Recently I was engaged in a discussion on the meaning of character level in RPGs...it was a lively discussion, but rather different from the original topic of the thread. So as to avoid further derail, I decided to create a thread to discuss it in its own right.
I am a veteran of the early editions of D&D, and like my campaigns rooted in gritty realism. I eschew the character-as-superhero ethos. In my estimation, a first-level character is no hero, but rather a raw recruit who barely knows which end of the weapon to hold. He really isn't that much better than the no-level/0-level populace of the realm. He has an edge in ability scores (whilst the mean ability score of the average human is 10 to 11, most adventuring parties I DM probably average closer to 13. A cut above, but certainly no 16 to 19 across the board superhero.
In my worlds, it isn't until a character reaches third or even fourth level that she can be rightly called a skilled veteran of adventuring--a journeyman, if you will. By then she is usually able to specialize in a weapon, and has been given one or two traits (bonuses I grant to characters based on their adventuring style and action). Even then, she is quite mortal; there is no leaping tall buildings in a single bound. She begins to gain a reputation, if only locally. A rogue at this level is a good cutpurse. A warrior might be made a squire, or the culture's equivalent.
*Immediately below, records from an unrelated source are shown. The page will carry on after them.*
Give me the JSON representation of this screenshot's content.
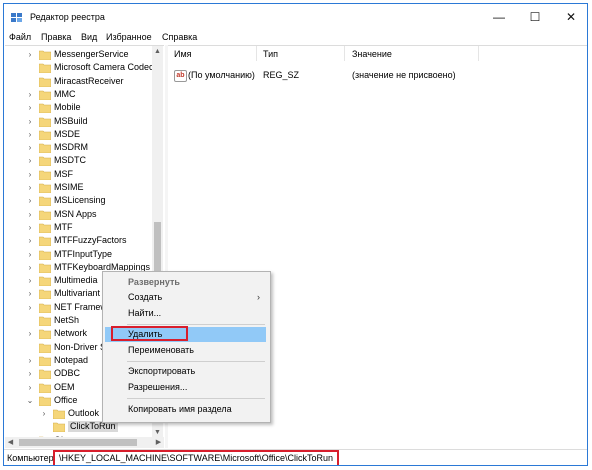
{
  "window": {
    "title": "Редактор реестра",
    "controls": {
      "minimize": "—",
      "maximize": "☐",
      "close": "✕"
    }
  },
  "menu": [
    "Файл",
    "Правка",
    "Вид",
    "Избранное",
    "Справка"
  ],
  "tree": {
    "items": [
      {
        "label": "MessengerService",
        "expandable": true
      },
      {
        "label": "Microsoft Camera Codec",
        "expandable": false
      },
      {
        "label": "MiracastReceiver",
        "expandable": false
      },
      {
        "label": "MMC",
        "expandable": true
      },
      {
        "label": "Mobile",
        "expandable": true
      },
      {
        "label": "MSBuild",
        "expandable": true
      },
      {
        "label": "MSDE",
        "expandable": true
      },
      {
        "label": "MSDRM",
        "expandable": true
      },
      {
        "label": "MSDTC",
        "expandable": true
      },
      {
        "label": "MSF",
        "expandable": true
      },
      {
        "label": "MSIME",
        "expandable": true
      },
      {
        "label": "MSLicensing",
        "expandable": true
      },
      {
        "label": "MSN Apps",
        "expandable": true
      },
      {
        "label": "MTF",
        "expandable": true
      },
      {
        "label": "MTFFuzzyFactors",
        "expandable": true
      },
      {
        "label": "MTFInputType",
        "expandable": true
      },
      {
        "label": "MTFKeyboardMappings",
        "expandable": true
      },
      {
        "label": "Multimedia",
        "expandable": true
      },
      {
        "label": "Multivariant",
        "expandable": true
      },
      {
        "label": "NET Framew",
        "expandable": true
      },
      {
        "label": "NetSh",
        "expandable": false
      },
      {
        "label": "Network",
        "expandable": true
      },
      {
        "label": "Non-Driver S",
        "expandable": false
      },
      {
        "label": "Notepad",
        "expandable": true
      },
      {
        "label": "ODBC",
        "expandable": true
      },
      {
        "label": "OEM",
        "expandable": true
      },
      {
        "label": "Office",
        "expandable": true,
        "expanded": true
      },
      {
        "label": "Outlook",
        "expandable": true,
        "indent": 1
      },
      {
        "label": "ClickToRun",
        "expandable": false,
        "indent": 1,
        "selected": true
      },
      {
        "label": "Ole",
        "expandable": true
      }
    ]
  },
  "list": {
    "headers": {
      "name": "Имя",
      "type": "Тип",
      "value": "Значение"
    },
    "rows": [
      {
        "icon": "string-value-icon",
        "icon_text": "ab",
        "name": "(По умолчанию)",
        "type": "REG_SZ",
        "value": "(значение не присвоено)"
      }
    ]
  },
  "context_menu": {
    "items": {
      "expand": "Развернуть",
      "create": "Создать",
      "find": "Найти...",
      "delete": "Удалить",
      "rename": "Переименовать",
      "export": "Экспортировать",
      "permissions": "Разрешения...",
      "copy_key_name": "Копировать имя раздела"
    },
    "submenu_arrow": "›"
  },
  "status": {
    "prefix": "Компьютер",
    "path": "\\HKEY_LOCAL_MACHINE\\SOFTWARE\\Microsoft\\Office\\ClickToRun"
  },
  "colors": {
    "highlight_box": "#d81e2c",
    "menu_hover": "#91c9f7",
    "folder": "#f5d67a"
  }
}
By fifth to sixth level, a character begins to make a footprint on the world, if a modest one. He is talked about in taverns; perhaps his name is dropped in passing at the courts of some minor nobles. By then, the character has certainly specialized, if not double-specialized in a weapon, and has developed further traits. A rogue at this level can cause no small amount of mischief. A priest at this level begins to gain a following, and most likely a low office in the clerical hierarchy. A wizard/MU at this level now has access to some increasingly potent magic, and can do things that get talked about. For warriors, a knighthood is a distinct possibility by now. However, the character is still quite mortal.
In modern editions of D&D, a 6th-level character is a superhero in all but name. This is why I prefer earlier editions.